Your portal includes some extremely useful features that help you understand your property’s financial performance at a new level, with real-time transparency into every transaction.

Scroll through the snapshots below for an overview of portal navigation! If you need more help or have specific questions about using the portal, you can reach out to your Account Manager any time for a screen share. 

You can filter all info by date range or property:

PW Portal Filters

View a snapshot of income and expenses on your dashboard:

PW Owner Dashboard View

See every transaction in real-time on your ledger:

Owner Portal Ledger View

Statements and forms will be posted to your documents library:

Owner Portal Document Library

View a suite of real-time financial reports:

Portal Reports View

See a running list of all bills, and drill down for more detail:

Owner Portal Bills View

Under Bill Details, you'll find dates/descriptions/amounts and more:

Portal Bill Details

You can also communicate with your Account Manager through the portal:

Owner Portal Communication Tools

How do net distributions work?

Net distributions keep your accounting clean and simple. Each month we’ll collect rent from the tenants, deduct any repair expenses for the previous month and any management/leasing fees for the current month, and credit the remaining net operating income to your account. 

Net Distribution

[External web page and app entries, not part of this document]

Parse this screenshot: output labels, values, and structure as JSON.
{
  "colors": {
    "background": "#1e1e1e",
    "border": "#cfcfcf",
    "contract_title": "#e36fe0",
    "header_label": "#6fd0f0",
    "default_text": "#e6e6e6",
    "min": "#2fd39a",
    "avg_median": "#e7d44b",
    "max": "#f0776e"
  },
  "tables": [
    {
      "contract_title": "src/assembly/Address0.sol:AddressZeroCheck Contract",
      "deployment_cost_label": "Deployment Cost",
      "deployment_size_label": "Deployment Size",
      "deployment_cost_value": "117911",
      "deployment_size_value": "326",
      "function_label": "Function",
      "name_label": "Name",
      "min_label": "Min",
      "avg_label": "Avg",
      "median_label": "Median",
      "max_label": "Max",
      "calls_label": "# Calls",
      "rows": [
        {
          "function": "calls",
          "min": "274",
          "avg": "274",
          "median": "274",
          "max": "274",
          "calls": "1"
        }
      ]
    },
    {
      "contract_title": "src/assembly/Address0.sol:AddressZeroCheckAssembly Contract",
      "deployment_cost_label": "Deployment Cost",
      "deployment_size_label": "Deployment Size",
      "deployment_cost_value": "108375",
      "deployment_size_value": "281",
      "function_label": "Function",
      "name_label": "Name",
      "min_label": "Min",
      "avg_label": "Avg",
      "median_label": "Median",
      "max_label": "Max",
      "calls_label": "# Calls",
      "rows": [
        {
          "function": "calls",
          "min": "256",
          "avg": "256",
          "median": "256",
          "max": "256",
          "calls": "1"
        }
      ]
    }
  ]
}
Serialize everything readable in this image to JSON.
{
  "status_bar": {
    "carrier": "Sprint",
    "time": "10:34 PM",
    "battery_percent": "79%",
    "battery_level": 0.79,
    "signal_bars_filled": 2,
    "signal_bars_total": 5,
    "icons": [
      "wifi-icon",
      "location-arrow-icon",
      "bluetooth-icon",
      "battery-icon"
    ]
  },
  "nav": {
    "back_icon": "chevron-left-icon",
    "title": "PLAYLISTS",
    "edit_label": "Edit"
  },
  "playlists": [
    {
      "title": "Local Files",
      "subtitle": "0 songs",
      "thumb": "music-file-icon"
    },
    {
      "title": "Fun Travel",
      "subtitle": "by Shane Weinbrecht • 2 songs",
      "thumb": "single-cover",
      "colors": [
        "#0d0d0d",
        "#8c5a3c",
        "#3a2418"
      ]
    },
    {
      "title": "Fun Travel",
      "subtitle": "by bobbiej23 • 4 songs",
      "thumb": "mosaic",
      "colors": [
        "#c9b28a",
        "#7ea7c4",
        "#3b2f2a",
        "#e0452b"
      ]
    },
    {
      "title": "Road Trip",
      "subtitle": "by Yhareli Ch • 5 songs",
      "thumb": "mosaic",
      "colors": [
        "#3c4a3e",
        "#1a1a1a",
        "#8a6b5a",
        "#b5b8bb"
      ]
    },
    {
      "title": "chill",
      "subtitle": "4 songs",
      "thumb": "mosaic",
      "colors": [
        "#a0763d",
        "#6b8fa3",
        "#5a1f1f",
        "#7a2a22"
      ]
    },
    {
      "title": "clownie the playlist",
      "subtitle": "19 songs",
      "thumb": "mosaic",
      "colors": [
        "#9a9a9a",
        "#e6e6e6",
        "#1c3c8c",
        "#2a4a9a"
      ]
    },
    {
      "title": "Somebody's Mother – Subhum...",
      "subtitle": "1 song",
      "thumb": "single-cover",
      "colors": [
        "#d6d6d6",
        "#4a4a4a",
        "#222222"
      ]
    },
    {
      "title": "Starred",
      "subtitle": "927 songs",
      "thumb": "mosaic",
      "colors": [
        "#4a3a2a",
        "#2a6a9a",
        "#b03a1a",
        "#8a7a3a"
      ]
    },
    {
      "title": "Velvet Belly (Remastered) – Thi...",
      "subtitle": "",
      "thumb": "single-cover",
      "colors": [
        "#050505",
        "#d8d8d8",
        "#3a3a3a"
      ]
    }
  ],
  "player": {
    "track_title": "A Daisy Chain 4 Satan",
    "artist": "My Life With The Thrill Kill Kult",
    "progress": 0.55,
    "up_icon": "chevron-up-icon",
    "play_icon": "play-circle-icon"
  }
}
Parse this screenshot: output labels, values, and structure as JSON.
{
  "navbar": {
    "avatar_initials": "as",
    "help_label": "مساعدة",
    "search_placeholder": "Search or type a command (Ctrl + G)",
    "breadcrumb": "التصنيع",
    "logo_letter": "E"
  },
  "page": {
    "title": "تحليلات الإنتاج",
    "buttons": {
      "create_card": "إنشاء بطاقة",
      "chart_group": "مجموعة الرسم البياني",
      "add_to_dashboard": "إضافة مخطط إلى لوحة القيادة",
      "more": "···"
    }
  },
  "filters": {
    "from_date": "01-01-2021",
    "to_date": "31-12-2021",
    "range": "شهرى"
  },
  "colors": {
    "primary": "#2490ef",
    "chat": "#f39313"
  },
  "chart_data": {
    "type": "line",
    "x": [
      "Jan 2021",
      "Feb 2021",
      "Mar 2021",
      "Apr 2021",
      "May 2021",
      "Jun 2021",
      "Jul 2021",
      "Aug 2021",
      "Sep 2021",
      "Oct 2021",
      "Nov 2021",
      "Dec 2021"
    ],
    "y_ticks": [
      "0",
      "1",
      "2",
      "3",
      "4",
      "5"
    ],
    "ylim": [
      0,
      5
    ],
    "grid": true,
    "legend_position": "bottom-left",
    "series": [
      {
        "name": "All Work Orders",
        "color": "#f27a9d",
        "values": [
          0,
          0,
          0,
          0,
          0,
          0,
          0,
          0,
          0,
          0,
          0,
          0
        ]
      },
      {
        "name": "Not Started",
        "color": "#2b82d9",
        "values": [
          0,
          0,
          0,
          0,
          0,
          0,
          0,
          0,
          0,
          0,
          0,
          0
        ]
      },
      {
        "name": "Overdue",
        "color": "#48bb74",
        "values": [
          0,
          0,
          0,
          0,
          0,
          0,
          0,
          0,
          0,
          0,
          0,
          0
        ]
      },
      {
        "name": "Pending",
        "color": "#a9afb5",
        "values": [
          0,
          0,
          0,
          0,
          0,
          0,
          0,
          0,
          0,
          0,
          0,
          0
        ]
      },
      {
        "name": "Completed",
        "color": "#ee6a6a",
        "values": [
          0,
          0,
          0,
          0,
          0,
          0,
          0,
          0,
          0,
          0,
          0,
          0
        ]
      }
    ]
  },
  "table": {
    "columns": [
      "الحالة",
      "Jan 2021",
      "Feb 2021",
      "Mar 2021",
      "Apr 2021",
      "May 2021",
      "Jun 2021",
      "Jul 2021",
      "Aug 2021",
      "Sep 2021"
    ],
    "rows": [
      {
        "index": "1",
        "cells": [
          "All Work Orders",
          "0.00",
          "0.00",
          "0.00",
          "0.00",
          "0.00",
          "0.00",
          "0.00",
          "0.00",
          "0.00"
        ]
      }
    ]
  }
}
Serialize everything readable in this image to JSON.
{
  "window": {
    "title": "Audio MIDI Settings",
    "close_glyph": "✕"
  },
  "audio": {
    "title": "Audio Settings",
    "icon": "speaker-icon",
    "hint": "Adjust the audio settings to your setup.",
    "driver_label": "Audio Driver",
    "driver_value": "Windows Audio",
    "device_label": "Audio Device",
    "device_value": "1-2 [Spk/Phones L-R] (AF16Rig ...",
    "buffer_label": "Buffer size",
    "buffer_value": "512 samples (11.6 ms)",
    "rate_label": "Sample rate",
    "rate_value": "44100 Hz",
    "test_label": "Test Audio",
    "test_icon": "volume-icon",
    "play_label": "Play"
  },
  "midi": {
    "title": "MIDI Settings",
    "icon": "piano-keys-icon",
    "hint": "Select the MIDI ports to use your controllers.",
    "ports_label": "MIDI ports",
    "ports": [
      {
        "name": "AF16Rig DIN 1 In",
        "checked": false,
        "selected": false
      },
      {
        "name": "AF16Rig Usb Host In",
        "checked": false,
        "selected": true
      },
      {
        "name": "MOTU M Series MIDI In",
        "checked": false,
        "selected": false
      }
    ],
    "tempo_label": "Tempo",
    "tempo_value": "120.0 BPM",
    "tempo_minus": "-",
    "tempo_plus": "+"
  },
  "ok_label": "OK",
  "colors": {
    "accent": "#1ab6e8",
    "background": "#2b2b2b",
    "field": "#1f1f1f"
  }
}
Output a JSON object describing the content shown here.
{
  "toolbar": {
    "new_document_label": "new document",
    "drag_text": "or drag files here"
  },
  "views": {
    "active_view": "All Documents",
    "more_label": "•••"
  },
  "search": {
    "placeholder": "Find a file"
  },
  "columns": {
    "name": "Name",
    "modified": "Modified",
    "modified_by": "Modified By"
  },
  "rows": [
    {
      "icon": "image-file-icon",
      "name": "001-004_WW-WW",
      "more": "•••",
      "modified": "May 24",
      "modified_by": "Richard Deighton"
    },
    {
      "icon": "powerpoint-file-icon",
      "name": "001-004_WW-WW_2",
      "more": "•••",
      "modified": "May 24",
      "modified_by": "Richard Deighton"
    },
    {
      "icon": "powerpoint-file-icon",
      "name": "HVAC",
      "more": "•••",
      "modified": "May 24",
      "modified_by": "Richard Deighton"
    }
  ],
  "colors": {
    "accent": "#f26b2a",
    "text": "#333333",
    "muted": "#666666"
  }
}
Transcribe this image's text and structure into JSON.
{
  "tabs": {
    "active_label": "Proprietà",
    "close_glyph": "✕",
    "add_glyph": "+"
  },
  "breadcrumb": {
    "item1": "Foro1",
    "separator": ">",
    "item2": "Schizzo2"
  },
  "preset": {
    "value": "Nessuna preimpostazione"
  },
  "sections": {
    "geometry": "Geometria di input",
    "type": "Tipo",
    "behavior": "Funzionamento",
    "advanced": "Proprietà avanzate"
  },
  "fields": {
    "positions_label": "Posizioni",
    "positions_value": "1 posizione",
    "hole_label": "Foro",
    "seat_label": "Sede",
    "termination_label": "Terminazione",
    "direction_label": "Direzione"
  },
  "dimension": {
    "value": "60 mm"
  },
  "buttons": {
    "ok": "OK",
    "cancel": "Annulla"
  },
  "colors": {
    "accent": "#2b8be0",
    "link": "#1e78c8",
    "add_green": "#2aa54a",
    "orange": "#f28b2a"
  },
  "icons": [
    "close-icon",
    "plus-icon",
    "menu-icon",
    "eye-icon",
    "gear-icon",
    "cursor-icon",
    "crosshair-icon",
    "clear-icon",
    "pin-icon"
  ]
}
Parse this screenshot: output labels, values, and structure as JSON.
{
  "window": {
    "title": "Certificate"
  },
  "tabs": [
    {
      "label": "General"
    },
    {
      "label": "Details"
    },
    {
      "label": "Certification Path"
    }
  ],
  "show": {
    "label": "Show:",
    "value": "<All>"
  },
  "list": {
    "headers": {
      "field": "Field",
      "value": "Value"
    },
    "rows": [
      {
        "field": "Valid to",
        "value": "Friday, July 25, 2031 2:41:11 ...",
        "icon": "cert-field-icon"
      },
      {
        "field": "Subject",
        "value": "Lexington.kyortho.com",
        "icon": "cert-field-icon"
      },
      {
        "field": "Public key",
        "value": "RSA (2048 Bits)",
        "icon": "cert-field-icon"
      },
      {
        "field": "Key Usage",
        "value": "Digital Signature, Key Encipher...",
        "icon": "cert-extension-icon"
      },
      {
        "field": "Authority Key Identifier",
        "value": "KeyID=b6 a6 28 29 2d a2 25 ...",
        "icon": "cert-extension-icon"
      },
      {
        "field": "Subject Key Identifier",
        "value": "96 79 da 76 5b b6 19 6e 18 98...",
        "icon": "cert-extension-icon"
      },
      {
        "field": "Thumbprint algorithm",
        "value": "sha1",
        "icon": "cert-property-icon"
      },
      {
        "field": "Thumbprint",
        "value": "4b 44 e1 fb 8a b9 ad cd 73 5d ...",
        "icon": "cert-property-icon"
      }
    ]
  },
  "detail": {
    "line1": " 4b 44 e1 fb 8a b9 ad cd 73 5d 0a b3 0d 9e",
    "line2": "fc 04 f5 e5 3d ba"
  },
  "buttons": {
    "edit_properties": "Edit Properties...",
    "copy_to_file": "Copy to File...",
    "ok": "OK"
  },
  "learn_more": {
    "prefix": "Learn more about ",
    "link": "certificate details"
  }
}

You’ll receive a statement via email each time a net distribution is processed, and can view all transaction details in your Propertyware owner portal.